## REQUIREMENT:
All lines holding the word "JSON" should be located in the records and copied.

[PROVIDED INFORMATION — start]

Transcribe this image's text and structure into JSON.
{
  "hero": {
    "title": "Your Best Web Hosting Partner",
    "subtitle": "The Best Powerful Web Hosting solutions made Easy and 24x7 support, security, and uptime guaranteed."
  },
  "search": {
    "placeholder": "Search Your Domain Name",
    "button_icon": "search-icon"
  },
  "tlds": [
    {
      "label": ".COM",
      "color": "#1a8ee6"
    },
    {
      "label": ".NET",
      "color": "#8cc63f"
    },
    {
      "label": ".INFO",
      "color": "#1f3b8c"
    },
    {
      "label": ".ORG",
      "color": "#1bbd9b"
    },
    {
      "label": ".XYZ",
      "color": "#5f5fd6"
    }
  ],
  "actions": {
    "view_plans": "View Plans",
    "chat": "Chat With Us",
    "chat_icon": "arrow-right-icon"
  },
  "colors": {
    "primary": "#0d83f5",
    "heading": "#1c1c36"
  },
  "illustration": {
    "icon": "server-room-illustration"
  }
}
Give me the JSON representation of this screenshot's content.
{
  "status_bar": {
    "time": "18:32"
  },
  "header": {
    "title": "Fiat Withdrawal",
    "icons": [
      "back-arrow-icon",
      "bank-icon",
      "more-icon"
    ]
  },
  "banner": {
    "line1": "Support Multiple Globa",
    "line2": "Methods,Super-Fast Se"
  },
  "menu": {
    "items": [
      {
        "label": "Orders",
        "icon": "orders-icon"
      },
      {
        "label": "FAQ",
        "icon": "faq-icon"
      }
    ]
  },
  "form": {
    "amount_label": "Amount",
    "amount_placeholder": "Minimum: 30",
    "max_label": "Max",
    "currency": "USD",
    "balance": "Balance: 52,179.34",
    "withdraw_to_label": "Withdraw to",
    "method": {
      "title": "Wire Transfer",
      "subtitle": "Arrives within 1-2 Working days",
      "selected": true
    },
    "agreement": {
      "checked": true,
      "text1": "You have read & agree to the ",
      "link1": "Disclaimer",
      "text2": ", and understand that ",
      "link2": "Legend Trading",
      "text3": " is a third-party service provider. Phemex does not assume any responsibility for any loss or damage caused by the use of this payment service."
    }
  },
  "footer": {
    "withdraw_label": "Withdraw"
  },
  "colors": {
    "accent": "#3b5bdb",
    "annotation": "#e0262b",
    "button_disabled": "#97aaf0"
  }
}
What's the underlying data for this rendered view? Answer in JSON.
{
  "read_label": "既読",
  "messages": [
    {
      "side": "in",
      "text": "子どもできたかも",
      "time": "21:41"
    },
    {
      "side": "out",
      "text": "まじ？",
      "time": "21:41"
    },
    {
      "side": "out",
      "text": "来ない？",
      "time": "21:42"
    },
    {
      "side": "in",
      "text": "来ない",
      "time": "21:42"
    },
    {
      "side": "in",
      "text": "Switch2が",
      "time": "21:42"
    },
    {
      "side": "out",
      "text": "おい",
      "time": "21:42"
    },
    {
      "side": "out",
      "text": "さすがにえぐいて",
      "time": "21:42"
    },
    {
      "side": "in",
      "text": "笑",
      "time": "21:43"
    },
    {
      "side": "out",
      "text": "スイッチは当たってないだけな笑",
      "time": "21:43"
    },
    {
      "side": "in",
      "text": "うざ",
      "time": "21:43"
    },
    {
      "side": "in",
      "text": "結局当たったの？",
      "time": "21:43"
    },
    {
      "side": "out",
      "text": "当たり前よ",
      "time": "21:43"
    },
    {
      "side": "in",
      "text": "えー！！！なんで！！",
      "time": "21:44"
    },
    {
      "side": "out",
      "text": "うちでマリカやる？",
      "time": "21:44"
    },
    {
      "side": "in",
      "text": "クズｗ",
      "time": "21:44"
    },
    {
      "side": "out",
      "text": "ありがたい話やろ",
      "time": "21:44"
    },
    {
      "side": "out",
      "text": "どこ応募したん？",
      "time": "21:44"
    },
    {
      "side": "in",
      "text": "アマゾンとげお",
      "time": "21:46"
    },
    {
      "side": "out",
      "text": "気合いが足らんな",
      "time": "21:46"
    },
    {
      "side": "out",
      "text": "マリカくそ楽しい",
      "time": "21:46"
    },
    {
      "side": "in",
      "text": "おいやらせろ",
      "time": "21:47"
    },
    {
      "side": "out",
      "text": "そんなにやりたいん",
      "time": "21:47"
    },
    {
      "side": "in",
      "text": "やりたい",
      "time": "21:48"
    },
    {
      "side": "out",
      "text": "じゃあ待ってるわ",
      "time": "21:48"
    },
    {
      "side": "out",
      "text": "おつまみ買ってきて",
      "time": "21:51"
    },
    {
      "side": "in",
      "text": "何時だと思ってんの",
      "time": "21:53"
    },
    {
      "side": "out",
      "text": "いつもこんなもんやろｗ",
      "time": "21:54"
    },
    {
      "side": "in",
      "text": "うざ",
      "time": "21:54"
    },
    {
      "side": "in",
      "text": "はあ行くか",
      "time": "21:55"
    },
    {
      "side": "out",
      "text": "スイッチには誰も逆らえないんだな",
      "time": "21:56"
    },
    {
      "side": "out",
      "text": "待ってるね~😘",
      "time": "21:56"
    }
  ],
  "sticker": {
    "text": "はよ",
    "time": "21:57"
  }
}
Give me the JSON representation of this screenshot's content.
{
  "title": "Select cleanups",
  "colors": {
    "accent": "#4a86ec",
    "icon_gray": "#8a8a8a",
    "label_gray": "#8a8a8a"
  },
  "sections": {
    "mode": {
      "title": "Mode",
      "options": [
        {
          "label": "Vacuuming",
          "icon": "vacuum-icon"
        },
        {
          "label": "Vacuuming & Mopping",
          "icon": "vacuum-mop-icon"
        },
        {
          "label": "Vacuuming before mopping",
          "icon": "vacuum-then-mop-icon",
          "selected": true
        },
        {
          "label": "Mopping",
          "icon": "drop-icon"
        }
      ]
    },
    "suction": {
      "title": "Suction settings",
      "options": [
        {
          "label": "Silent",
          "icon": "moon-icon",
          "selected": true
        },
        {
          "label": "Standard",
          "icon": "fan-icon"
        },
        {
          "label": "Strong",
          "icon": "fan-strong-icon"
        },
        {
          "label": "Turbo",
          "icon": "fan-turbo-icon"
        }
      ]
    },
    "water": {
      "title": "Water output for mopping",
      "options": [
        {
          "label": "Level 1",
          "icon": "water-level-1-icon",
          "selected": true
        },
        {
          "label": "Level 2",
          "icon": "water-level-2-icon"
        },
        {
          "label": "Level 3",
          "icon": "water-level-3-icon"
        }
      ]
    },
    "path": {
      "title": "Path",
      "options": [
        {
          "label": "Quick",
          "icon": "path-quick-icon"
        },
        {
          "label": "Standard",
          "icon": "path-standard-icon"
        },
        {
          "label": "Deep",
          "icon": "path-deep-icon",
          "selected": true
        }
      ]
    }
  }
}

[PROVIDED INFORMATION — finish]

## EXERCISE RESPONSE:
Transcribe this image's text and structure into JSON.
Give me the JSON representation of this screenshot's content.
What's the underlying data for this rendered view? Answer in JSON.
Give me the JSON representation of this screenshot's content.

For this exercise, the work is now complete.